YOUR ASSIGNMENT: Gather each line of the entries below that includes "インポート完了".

LISTED RECORDS:
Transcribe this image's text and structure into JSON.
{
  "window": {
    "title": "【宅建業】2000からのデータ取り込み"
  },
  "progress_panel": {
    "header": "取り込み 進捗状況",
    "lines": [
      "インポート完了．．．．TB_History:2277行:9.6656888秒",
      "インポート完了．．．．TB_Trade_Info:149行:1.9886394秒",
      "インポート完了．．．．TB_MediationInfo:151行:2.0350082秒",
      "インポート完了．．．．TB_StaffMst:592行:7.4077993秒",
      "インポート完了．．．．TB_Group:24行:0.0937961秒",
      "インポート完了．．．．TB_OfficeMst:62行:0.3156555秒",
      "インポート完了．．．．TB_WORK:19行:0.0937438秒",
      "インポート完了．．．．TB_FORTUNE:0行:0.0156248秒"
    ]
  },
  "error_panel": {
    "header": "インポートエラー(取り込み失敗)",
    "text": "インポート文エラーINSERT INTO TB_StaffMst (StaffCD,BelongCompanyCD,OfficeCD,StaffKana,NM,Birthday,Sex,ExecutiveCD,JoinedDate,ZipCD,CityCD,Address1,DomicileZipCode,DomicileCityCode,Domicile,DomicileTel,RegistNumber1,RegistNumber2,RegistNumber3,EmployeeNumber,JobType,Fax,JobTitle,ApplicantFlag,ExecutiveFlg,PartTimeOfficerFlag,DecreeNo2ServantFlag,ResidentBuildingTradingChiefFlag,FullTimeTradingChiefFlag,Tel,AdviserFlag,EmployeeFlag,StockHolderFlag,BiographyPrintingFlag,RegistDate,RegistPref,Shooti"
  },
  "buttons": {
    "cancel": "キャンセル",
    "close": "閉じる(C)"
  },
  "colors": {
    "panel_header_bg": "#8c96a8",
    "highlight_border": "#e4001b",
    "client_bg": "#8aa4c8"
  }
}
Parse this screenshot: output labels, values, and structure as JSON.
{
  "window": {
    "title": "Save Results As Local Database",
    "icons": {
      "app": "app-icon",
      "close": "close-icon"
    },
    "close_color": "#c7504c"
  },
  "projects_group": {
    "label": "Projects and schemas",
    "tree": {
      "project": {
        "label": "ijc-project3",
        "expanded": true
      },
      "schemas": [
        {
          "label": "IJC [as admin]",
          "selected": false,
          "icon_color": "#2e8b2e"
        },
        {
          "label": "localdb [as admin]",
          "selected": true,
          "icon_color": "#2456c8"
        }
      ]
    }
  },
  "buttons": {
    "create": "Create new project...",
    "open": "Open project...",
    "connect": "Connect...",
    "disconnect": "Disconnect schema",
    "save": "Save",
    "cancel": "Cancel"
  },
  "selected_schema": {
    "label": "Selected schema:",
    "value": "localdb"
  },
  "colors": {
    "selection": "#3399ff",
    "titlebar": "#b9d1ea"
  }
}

TASK OUTPUT:
      "インポート完了．．．．TB_History:2277行:9.6656888秒",
      "インポート完了．．．．TB_Trade_Info:149行:1.9886394秒",
      "インポート完了．．．．TB_MediationInfo:151行:2.0350082秒",
      "インポート完了．．．．TB_StaffMst:592行:7.4077993秒",
      "インポート完了．．．．TB_Group:24行:0.0937961秒",
      "インポート完了．．．．TB_OfficeMst:62行:0.3156555秒",
      "インポート完了．．．．TB_WORK:19行:0.0937438秒",
      "インポート完了．．．．TB_FORTUNE:0行:0.0156248秒"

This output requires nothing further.